January 24, 2020 – Press Releases

Arguments made by Fox Rothschild Partner Jacob S. Perskie were adopted by the New Jersey Superior Court Appellate Division in a case that sets an important precedent for transparency and accountability in the handling of footage from a police officer’s body-worn camera in the wake of a shooting.

Perskie, representing the American Civil Liberties Union of New Jersey, filed a friend-of-the-court brief in Richard Rivera, LLC v. Township of Bloomfield that said a lower court erred in ruling that footage of an officer-involved shooting was protected by an exception to the Open Public Records Act.
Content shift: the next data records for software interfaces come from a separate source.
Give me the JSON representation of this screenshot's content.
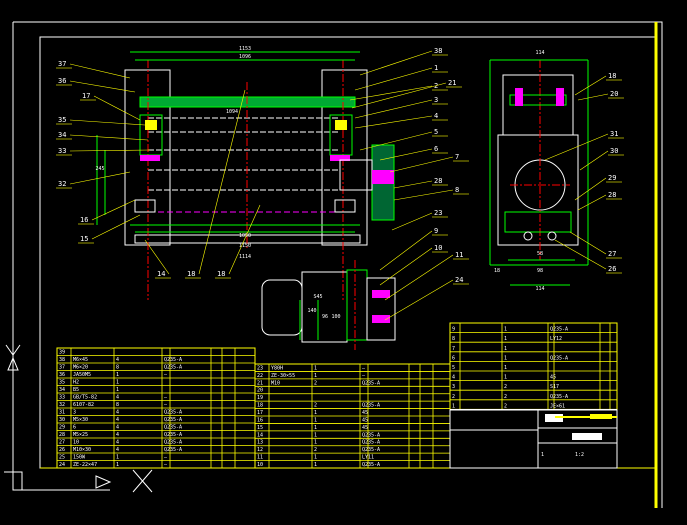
{
  "colors": {
    "background": "#000000",
    "frame": "#ffffff",
    "table": "#ffff00",
    "outline": "#00ff00",
    "center": "#ff0000",
    "hatch": "#ff00ff",
    "leader": "#ffff00",
    "part": "#00ffff"
  },
  "balloons_left": [
    "37",
    "36",
    "17",
    "35",
    "34",
    "33",
    "32",
    "16",
    "15"
  ],
  "balloons_right": [
    "38",
    "1",
    "2",
    "21",
    "3",
    "4",
    "5",
    "6",
    "7",
    "28",
    "8",
    "23",
    "9",
    "10",
    "11",
    "24",
    "25"
  ],
  "balloons_bottom": [
    "14",
    "18",
    "18"
  ],
  "balloons_side": [
    "18",
    "20",
    "31",
    "30",
    "29",
    "28",
    "27",
    "26"
  ],
  "dims": {
    "top_total": "1153",
    "top_inner": "1096",
    "inner_span": "1094",
    "height": "245",
    "bottom_inner": "1050",
    "bottom_total": "1150",
    "bottom_span": "1114",
    "side_top": "114",
    "side_bottom": "114",
    "side_mid": "98",
    "side_small": "58",
    "side_left": "18",
    "motor_a": "140",
    "motor_b": "S45",
    "motor_c": "96",
    "motor_d": "100"
  },
  "table_left": [
    {
      "no": "39",
      "name": "",
      "qty": "",
      "mat": ""
    },
    {
      "no": "38",
      "name": "M6×45",
      "qty": "4",
      "mat": "Q235-A"
    },
    {
      "no": "37",
      "name": "M6×20",
      "qty": "8",
      "mat": "Q235-A"
    },
    {
      "no": "36",
      "name": "JA50M5",
      "qty": "1",
      "mat": "—"
    },
    {
      "no": "35",
      "name": "H2",
      "qty": "1",
      "mat": ""
    },
    {
      "no": "34",
      "name": "B5",
      "qty": "1",
      "mat": ""
    },
    {
      "no": "33",
      "name": "GB/T5-82",
      "qty": "4",
      "mat": "—"
    },
    {
      "no": "32",
      "name": "6107-82",
      "qty": "8",
      "mat": "—"
    },
    {
      "no": "31",
      "name": "3",
      "qty": "4",
      "mat": "Q235-A"
    },
    {
      "no": "30",
      "name": "M5×30",
      "qty": "4",
      "mat": "Q235-A"
    },
    {
      "no": "29",
      "name": "6",
      "qty": "4",
      "mat": "Q235-A"
    },
    {
      "no": "28",
      "name": "M5×25",
      "qty": "4",
      "mat": "Q235-A"
    },
    {
      "no": "27",
      "name": "10",
      "qty": "4",
      "mat": "Q235-A"
    },
    {
      "no": "26",
      "name": "M10×30",
      "qty": "4",
      "mat": "Q235-A"
    },
    {
      "no": "25",
      "name": "150W",
      "qty": "1",
      "mat": "—"
    },
    {
      "no": "24",
      "name": "ZE-22×47",
      "qty": "1",
      "mat": "—"
    }
  ],
  "table_mid": [
    {
      "no": "23",
      "name": "Y80H",
      "qty": "1",
      "mat": "—"
    },
    {
      "no": "22",
      "name": "ZE-30×55",
      "qty": "1",
      "mat": "—"
    },
    {
      "no": "21",
      "name": "M10",
      "qty": "2",
      "mat": "Q235-A"
    },
    {
      "no": "20",
      "name": "",
      "qty": "",
      "mat": ""
    },
    {
      "no": "19",
      "name": "",
      "qty": "",
      "mat": ""
    },
    {
      "no": "18",
      "name": "",
      "qty": "2",
      "mat": "Q235-A"
    },
    {
      "no": "17",
      "name": "",
      "qty": "1",
      "mat": "45"
    },
    {
      "no": "16",
      "name": "",
      "qty": "1",
      "mat": "45"
    },
    {
      "no": "15",
      "name": "",
      "qty": "1",
      "mat": "45"
    },
    {
      "no": "14",
      "name": "",
      "qty": "1",
      "mat": "Q235-A"
    },
    {
      "no": "13",
      "name": "",
      "qty": "1",
      "mat": "Q235-A"
    },
    {
      "no": "12",
      "name": "",
      "qty": "2",
      "mat": "Q235-A"
    },
    {
      "no": "11",
      "name": "",
      "qty": "1",
      "mat": "LY11"
    },
    {
      "no": "10",
      "name": "",
      "qty": "1",
      "mat": "Q235-A"
    }
  ],
  "table_right": [
    {
      "no": "9",
      "name": "",
      "qty": "1",
      "mat": "Q235-A"
    },
    {
      "no": "8",
      "name": "",
      "qty": "1",
      "mat": "LY12"
    },
    {
      "no": "7",
      "name": "",
      "qty": "1",
      "mat": ""
    },
    {
      "no": "6",
      "name": "",
      "qty": "1",
      "mat": "Q235-A"
    },
    {
      "no": "5",
      "name": "",
      "qty": "1",
      "mat": ""
    },
    {
      "no": "4",
      "name": "",
      "qty": "1",
      "mat": "45"
    },
    {
      "no": "3",
      "name": "",
      "qty": "2",
      "mat": "S17"
    },
    {
      "no": "2",
      "name": "",
      "qty": "2",
      "mat": "Q235-A"
    },
    {
      "no": "1",
      "name": "",
      "qty": "2",
      "mat": "JE×61"
    }
  ],
  "title_block": {
    "scale": "1:2",
    "sheet": "1"
  }
}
The Essex County Prosecutors Office refused to release the footage of the Aug. 18, 2017 shooting when a knife-wielding male was killed by officers responding to a 911 call. A judge later agreed and ruled that the footage was a “criminal investigatory record” and therefore exempt from disclosure due to the interest of “maintaining confidentiality” in a law enforcement investigation.

But Perskie argued that publicly releasing such footage is essential to good policing.

“When it comes to police-involved shootings, there is a straight line from access to information to transparency to accountability,” Perskie wrote in his brief. “This benefits all parties, both by promoting confidence in the good works of the law enforcement community, and in providing a check against efforts to shield improper conduct from public view.”

In his oral argument, Perskie said New Jersey law was already on his side.

A “criminal investigatory record” is one neither required by law to be made or maintained. But, here, a directive from the New Jersey Attorney General explicitly requires body-worn camera recordings to be made whenever deadly force is used, Perskie said, and the New Jersey Supreme Court has recognized such directives as carrying the force of law. As a result, Perskie argued, the body-worn camera footage cannot be a “criminal investigatory record” and the footage must be released.

The Appellate Division agreed, finding that the Essex County Prosecutors Office had failed to show that its interest in confidentiality outweighed the public’s interest in disclosure.